=== Task requirements ===
Search the records for the string "name", and show each line where it appears.

=== Items from an interface collection ===

__________________________________________________

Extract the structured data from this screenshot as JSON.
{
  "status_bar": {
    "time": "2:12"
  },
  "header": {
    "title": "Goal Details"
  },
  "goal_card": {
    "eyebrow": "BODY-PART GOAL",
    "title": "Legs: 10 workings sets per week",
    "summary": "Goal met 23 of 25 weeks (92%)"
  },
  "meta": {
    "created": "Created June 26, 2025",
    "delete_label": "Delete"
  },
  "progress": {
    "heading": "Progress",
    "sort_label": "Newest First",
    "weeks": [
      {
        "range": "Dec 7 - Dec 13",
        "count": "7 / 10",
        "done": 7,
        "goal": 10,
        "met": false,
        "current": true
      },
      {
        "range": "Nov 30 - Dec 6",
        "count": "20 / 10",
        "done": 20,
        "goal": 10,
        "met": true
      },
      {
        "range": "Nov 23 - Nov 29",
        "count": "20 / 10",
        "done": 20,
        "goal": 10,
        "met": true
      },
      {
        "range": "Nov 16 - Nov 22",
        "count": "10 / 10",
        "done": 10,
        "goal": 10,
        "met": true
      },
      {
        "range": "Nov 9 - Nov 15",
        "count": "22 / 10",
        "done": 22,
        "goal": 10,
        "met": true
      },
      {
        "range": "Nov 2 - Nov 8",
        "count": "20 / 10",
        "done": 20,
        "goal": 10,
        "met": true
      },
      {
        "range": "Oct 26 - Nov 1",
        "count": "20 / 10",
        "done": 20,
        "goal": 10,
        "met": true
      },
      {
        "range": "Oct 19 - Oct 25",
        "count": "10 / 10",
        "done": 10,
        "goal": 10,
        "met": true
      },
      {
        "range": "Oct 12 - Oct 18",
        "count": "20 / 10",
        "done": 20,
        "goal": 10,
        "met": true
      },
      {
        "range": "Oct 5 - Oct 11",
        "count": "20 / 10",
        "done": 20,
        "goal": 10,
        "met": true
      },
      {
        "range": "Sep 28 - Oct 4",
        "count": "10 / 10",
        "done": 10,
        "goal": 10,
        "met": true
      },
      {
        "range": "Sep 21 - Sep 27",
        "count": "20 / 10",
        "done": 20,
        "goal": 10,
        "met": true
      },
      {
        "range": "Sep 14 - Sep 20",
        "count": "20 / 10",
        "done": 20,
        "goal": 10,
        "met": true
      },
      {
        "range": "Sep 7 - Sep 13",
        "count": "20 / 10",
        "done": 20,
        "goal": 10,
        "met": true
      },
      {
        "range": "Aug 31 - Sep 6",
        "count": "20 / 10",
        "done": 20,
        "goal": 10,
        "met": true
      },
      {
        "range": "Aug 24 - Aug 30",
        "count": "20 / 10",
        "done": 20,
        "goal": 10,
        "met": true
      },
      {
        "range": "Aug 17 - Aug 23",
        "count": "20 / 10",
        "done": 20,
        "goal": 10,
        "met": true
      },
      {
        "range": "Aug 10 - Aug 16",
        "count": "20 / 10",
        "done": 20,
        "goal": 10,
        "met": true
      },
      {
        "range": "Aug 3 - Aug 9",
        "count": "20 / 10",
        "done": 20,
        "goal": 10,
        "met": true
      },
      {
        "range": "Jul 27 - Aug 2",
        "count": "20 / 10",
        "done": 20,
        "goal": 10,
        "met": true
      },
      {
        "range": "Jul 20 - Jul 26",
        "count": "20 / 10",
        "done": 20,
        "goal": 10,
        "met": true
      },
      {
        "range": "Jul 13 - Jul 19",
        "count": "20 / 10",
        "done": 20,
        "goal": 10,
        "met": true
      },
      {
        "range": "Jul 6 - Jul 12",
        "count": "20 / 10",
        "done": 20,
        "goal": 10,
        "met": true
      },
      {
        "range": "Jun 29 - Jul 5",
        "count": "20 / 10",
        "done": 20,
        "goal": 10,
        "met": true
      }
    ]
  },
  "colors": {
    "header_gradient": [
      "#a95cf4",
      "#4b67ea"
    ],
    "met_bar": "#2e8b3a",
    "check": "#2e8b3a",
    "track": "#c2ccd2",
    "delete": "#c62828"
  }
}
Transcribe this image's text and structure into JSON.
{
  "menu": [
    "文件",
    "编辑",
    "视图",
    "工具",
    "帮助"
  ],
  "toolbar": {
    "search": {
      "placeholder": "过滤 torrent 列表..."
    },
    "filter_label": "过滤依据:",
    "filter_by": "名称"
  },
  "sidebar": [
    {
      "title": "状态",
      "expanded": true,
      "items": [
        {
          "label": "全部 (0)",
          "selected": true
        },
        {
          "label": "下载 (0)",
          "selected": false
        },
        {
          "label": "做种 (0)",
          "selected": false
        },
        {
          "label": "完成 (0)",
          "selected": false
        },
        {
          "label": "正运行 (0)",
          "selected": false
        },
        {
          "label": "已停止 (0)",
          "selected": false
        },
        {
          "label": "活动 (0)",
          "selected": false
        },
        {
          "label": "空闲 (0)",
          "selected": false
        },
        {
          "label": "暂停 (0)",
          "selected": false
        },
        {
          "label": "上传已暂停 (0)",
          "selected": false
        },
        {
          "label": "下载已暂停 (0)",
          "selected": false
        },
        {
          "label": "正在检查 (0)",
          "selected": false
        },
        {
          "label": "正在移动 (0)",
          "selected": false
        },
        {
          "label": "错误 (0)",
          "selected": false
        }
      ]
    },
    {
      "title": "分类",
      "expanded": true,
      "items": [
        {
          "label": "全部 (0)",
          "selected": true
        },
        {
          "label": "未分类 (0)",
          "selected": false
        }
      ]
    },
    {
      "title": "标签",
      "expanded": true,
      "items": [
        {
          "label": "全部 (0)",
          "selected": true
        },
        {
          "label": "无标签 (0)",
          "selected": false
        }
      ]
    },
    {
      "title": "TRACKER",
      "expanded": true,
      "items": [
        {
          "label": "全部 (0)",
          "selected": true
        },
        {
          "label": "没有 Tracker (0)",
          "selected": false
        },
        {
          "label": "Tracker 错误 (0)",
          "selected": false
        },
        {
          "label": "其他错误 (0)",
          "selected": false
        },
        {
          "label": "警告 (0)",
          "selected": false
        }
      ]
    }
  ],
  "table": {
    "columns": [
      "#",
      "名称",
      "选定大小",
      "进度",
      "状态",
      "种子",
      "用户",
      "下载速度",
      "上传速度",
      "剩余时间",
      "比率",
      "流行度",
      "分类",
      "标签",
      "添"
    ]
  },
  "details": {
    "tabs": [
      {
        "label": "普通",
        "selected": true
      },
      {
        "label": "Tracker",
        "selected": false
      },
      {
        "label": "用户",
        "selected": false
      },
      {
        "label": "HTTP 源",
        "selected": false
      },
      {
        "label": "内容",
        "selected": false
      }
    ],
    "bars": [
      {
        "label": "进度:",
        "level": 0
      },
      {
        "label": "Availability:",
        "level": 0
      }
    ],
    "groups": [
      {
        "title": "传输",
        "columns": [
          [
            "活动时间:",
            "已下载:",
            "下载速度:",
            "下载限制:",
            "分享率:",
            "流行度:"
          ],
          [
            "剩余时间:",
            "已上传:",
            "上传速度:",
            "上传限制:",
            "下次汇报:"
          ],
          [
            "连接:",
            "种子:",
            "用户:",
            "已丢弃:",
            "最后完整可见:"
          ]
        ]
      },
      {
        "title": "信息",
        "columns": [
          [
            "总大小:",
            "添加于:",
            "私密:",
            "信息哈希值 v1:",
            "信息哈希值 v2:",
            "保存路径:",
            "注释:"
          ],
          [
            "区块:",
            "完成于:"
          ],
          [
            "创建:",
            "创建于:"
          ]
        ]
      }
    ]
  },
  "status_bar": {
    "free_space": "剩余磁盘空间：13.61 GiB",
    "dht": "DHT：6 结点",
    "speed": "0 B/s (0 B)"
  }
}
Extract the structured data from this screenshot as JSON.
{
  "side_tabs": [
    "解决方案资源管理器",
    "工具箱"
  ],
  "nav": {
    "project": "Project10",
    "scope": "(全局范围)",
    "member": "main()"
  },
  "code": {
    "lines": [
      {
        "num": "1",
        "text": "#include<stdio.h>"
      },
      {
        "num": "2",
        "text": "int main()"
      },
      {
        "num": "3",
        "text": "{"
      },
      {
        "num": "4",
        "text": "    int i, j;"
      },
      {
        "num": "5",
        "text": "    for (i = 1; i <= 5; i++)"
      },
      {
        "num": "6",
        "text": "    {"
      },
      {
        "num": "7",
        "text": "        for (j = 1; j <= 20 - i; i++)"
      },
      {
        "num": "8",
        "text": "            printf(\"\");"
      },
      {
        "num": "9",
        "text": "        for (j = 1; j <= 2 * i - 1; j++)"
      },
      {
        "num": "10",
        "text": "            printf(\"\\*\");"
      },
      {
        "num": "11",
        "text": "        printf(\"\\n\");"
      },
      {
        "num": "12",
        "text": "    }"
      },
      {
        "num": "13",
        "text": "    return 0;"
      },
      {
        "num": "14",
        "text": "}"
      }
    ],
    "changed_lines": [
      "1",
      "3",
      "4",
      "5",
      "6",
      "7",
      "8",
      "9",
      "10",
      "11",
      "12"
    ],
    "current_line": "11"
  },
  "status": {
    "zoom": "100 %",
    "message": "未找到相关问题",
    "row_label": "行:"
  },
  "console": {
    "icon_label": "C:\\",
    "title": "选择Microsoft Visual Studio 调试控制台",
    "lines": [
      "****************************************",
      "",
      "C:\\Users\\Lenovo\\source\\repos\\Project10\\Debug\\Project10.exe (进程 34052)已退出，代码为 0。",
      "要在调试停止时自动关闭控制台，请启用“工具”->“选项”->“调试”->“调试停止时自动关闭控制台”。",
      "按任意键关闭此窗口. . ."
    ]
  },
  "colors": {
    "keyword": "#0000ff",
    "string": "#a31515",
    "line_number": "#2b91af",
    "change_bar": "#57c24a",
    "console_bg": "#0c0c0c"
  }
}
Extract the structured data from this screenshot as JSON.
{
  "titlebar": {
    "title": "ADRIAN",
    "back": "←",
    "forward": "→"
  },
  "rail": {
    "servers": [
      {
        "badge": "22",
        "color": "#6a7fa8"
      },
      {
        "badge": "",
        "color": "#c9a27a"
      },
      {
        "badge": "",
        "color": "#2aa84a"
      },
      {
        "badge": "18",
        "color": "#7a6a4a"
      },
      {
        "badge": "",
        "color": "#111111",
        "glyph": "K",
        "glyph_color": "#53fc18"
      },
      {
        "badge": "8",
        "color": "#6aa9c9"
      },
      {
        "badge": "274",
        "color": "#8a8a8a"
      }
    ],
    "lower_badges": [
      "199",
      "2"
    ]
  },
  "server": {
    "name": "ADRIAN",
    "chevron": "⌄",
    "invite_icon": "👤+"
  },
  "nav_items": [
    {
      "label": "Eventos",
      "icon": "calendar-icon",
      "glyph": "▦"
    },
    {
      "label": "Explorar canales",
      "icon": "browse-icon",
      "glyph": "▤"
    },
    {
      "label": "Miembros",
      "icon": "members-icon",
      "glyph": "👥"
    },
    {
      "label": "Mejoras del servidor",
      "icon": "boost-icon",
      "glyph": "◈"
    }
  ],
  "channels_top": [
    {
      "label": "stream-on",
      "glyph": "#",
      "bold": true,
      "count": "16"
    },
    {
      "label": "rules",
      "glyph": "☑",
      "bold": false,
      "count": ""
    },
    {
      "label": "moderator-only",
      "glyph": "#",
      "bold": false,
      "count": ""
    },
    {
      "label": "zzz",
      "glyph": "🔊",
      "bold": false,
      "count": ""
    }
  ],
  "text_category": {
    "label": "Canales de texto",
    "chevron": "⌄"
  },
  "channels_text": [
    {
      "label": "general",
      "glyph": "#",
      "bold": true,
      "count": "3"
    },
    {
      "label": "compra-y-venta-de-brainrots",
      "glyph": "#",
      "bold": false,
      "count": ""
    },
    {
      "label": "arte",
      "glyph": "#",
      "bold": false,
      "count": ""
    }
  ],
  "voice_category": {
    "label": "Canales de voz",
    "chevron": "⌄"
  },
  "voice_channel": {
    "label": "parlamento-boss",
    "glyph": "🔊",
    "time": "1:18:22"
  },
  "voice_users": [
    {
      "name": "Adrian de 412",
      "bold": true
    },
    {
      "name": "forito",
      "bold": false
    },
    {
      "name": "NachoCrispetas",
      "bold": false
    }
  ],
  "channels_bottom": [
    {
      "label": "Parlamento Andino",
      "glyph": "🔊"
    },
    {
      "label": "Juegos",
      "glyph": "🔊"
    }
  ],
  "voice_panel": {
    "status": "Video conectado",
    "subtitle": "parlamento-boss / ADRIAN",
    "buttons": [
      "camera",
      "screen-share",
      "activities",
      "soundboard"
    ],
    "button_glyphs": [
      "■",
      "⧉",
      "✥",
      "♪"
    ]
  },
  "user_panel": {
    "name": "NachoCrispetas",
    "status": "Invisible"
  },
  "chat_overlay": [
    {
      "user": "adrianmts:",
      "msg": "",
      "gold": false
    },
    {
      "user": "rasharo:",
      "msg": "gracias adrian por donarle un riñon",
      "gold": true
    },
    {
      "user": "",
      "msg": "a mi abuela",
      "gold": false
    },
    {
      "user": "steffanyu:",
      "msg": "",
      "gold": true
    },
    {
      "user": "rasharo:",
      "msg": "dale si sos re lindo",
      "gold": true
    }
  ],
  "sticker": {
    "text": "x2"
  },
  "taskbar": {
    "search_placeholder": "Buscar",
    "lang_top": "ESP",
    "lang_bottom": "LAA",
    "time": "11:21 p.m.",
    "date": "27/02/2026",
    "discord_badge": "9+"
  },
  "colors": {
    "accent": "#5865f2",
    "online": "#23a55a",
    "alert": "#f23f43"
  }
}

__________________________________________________

=== Solution for this task ===
    "name": "ADRIAN",
      "name": "Adrian de 412",
      "name": "forito",
      "name": "NachoCrispetas",
    "name": "NachoCrispetas",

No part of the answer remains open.